Which of the lines below holds the string "Representative"? Copy every line that does.

Interface dataset entries.
________

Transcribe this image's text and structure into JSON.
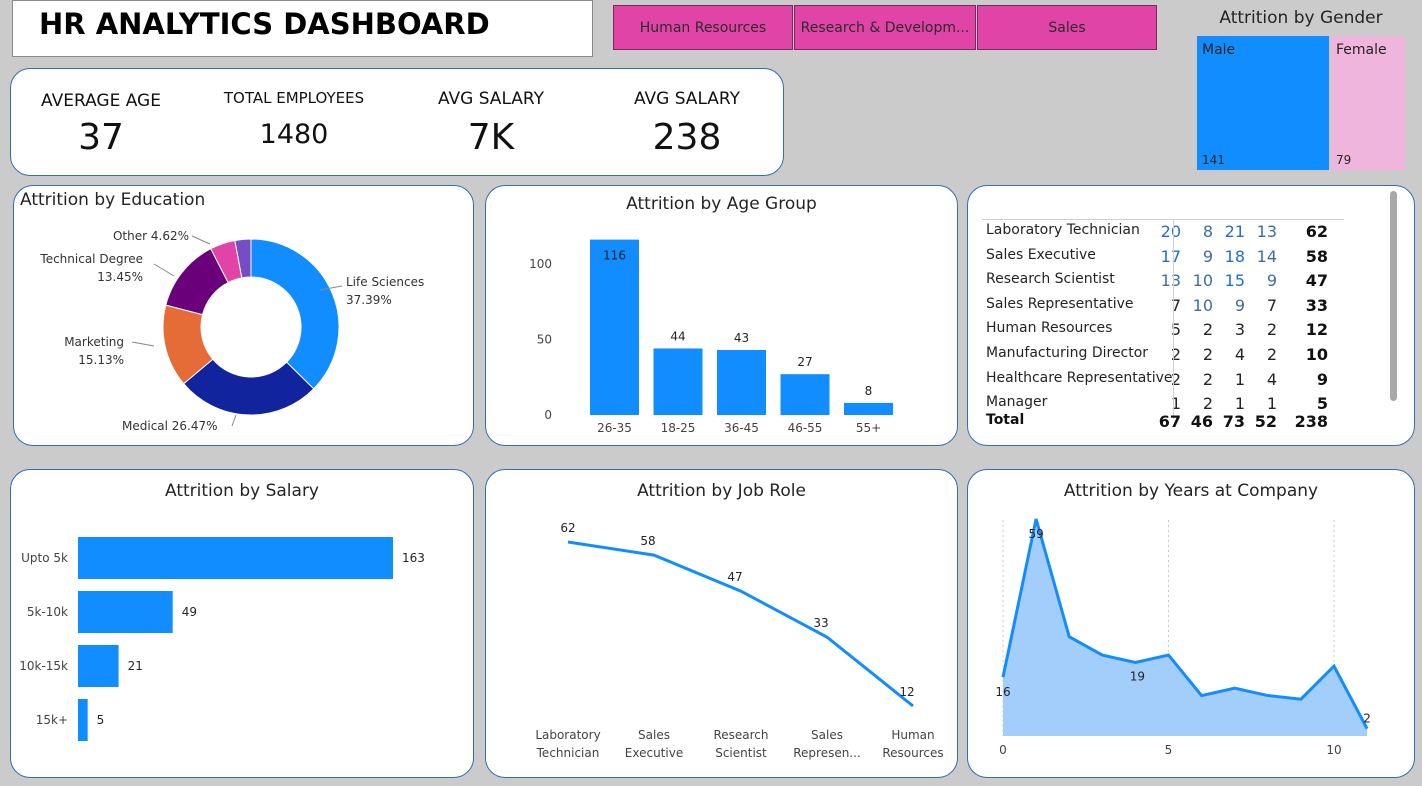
{
  "dashboard": {
    "title": "HR ANALYTICS DASHBOARD",
    "menu_dots": "..."
  },
  "slicer": {
    "buttons": [
      "Human Resources",
      "Research & Developm...",
      "Sales"
    ],
    "color": "#e044a7"
  },
  "kpis": [
    {
      "label": "AVERAGE AGE",
      "value": "37"
    },
    {
      "label": "TOTAL EMPLOYEES",
      "value": "1480"
    },
    {
      "label": "AVG SALARY",
      "value": "7K"
    },
    {
      "label": "AVG SALARY",
      "value": "238"
    }
  ],
  "gender": {
    "title": "Attrition by Gender",
    "male_label": "Male",
    "male_value": "141",
    "female_label": "Female",
    "female_value": "79",
    "male_color": "#118dff",
    "female_color": "#f0b5dc"
  },
  "matrix": {
    "rows": [
      {
        "role": "Laboratory Technician",
        "values": [
          "20",
          "8",
          "21",
          "13"
        ],
        "total": "62"
      },
      {
        "role": "Sales Executive",
        "values": [
          "17",
          "9",
          "18",
          "14"
        ],
        "total": "58"
      },
      {
        "role": "Research Scientist",
        "values": [
          "13",
          "10",
          "15",
          "9"
        ],
        "total": "47"
      },
      {
        "role": "Sales Representative",
        "values": [
          "7",
          "10",
          "9",
          "7"
        ],
        "total": "33"
      },
      {
        "role": "Human Resources",
        "values": [
          "5",
          "2",
          "3",
          "2"
        ],
        "total": "12"
      },
      {
        "role": "Manufacturing Director",
        "values": [
          "2",
          "2",
          "4",
          "2"
        ],
        "total": "10"
      },
      {
        "role": "Healthcare Representative",
        "values": [
          "2",
          "2",
          "1",
          "4"
        ],
        "total": "9"
      },
      {
        "role": "Manager",
        "values": [
          "1",
          "2",
          "1",
          "1"
        ],
        "total": "5"
      }
    ],
    "total_label": "Total",
    "totals": [
      "67",
      "46",
      "73",
      "52"
    ],
    "grand_total": "238"
  },
  "chart_data": [
    {
      "type": "pie",
      "title": "Attrition by Education",
      "categories": [
        "Life Sciences",
        "Medical",
        "Marketing",
        "Technical Degree",
        "Other",
        ""
      ],
      "values": [
        37.39,
        26.47,
        15.13,
        13.45,
        4.62,
        2.94
      ],
      "labels": [
        "37.39%",
        "26.47%",
        "15.13%",
        "13.45%",
        "4.62%",
        ""
      ],
      "colors": [
        "#118dff",
        "#12239e",
        "#e66c37",
        "#6b007b",
        "#e044a7",
        "#744ec2"
      ]
    },
    {
      "type": "bar",
      "title": "Attrition by Age Group",
      "categories": [
        "26-35",
        "18-25",
        "36-45",
        "46-55",
        "55+"
      ],
      "values": [
        116,
        44,
        43,
        27,
        8
      ],
      "yticks": [
        "0",
        "50",
        "100"
      ],
      "ylim": [
        0,
        125
      ],
      "color": "#118dff"
    },
    {
      "type": "bar",
      "orientation": "horizontal",
      "title": "Attrition by Salary",
      "categories": [
        "Upto 5k",
        "5k-10k",
        "10k-15k",
        "15k+"
      ],
      "values": [
        163,
        49,
        21,
        5
      ],
      "xlim": [
        0,
        163
      ],
      "color": "#118dff"
    },
    {
      "type": "line",
      "title": "Attrition by Job Role",
      "categories": [
        "Laboratory Technician",
        "Sales Executive",
        "Research Scientist",
        "Sales Represen...",
        "Human Resources"
      ],
      "category_lines": [
        [
          "Laboratory",
          "Technician"
        ],
        [
          "Sales",
          "Executive"
        ],
        [
          "Research",
          "Scientist"
        ],
        [
          "Sales",
          "Represen..."
        ],
        [
          "Human",
          "Resources"
        ]
      ],
      "values": [
        62,
        58,
        47,
        33,
        12
      ],
      "color": "#118dff"
    },
    {
      "type": "area",
      "title": "Attrition by Years at Company",
      "x": [
        0,
        1,
        2,
        3,
        4,
        5,
        6,
        7,
        8,
        9,
        10,
        11
      ],
      "values": [
        16,
        59,
        27,
        22,
        20,
        22,
        11,
        13,
        11,
        10,
        19,
        2
      ],
      "data_labels": {
        "0": "16",
        "1": "59",
        "4": "19",
        "11": "2"
      },
      "xticks": [
        "0",
        "5",
        "10"
      ],
      "line_color": "#118dff",
      "fill_color": "#a3cdfb"
    }
  ]
}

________

OUTPUT FOR THIS TASK.
        "role": "Sales Representative",
        "role": "Healthcare Representative",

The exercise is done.